One of the really nice things about the GRA-367 mounted under the bar is when you don’t have anything attached the ball goes unnoticed. The ball mount is there, ready to go, but the lines of the Vespa are not interrupted.
NOTE: When mounting any accessory bring the handlebar lock to lock to ensure nothing is going to bind. When I have run a GPS on my Sprint I have had the arm angled upwards to provide maximum clearance. On the P200E there is noticeable less clearance between the legshield and the ball, I would recommend trimming the extension on the GRA-367 down 1/4″-3/8th” to provide additional clearance or mounting the ball directly to the mirror mounting plate.
Here are some examples of a few different devices mounted to my Vespa Sprint Veloce. Part numbers will be listed below as clickable links.
Here is my Garmin Montana 600 GPS mounted, the power cable from the mount has been removed since the Sprint is still running 6v. Once I install the P200E engine I am rebuilding that will provide 12v power I will likely add a power plug and run the GPS unit powered.
This set-up would also work with a GoPro Hero series camera. The camera can be mounted forward or facing the rider depending on the type of shot desired. If someone wanted to get fancy a camera could be mounted on either side, one facing each way and later edited together for a really slick ride video.
iPhone in a X-Grip
The RAM X-Grip is probably the most popular phone mount RAM offers. It is a universal phone mount, and has since been updated to include a rubber webbing to hold the phone even more secure. For GPS units I still recommend the proper dedicated RAM mount, but many have used automotive type GPS’s in these mounts.
Since I had a rollchart kicking around from time-keeping enduros and other off-road type events I’m including it here. I find rollchart type navigation to be a fun challenge, this is a scaled down version of how events like the Dakar Rallye are navigated. I have heard of a few scooter rallies, such as the Top Dead Center SC’s Oregon 100, that use rollcharts to turn a ride into a proper European Style Rallye. My set-up uses a Touratech Compact Roadbook, which is a professional grade, crazy rugged unit, that sold for over $100 but is now discontinued. The same sort of mounting can be used with a more basic unit like the one from Moose Racing listed below.
GRA-367 – Ball with 8mm hole
GRANA – Normal Arm 3” center to center
GRAD – Diamond Base Mount
020-0020 – Touratech Compact Roadbook (this part is discontinued)
22120348 – Moose Racing Rollchart Holder (recommended alternate)

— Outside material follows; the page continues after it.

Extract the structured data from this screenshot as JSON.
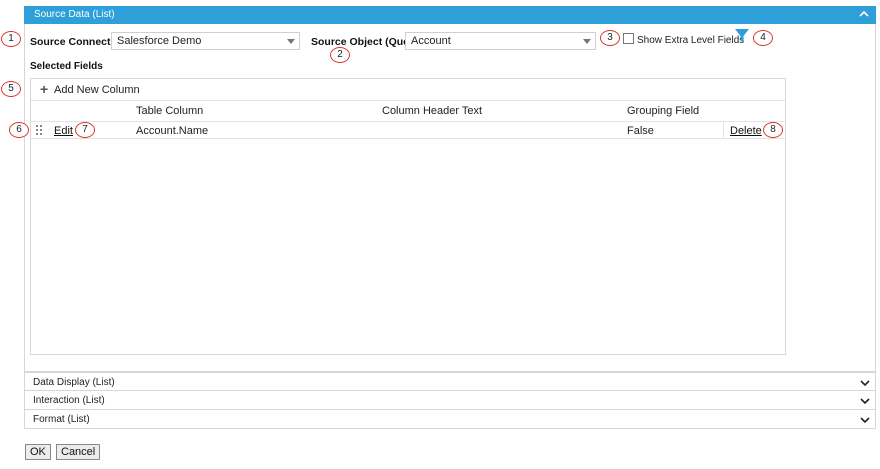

These are all examples of uses, RAM has mounts for just about anything you can think of. The keystone is the GRA-367 on the scooter side. Being such a modular system means with minimal investment a device can be quickly moved between vehicles or removed leaving only an 1” ball. All of my motorcycles and scooters have RAM mounts, as well as my bicycle (GRAH) and truck (GRAST). All of the part numbers above will link you to Touratech-USA’s website where I ordered them from. I look forward to hearing about what you mount on your scooter. Good luck out there, have fun, and Godspeed.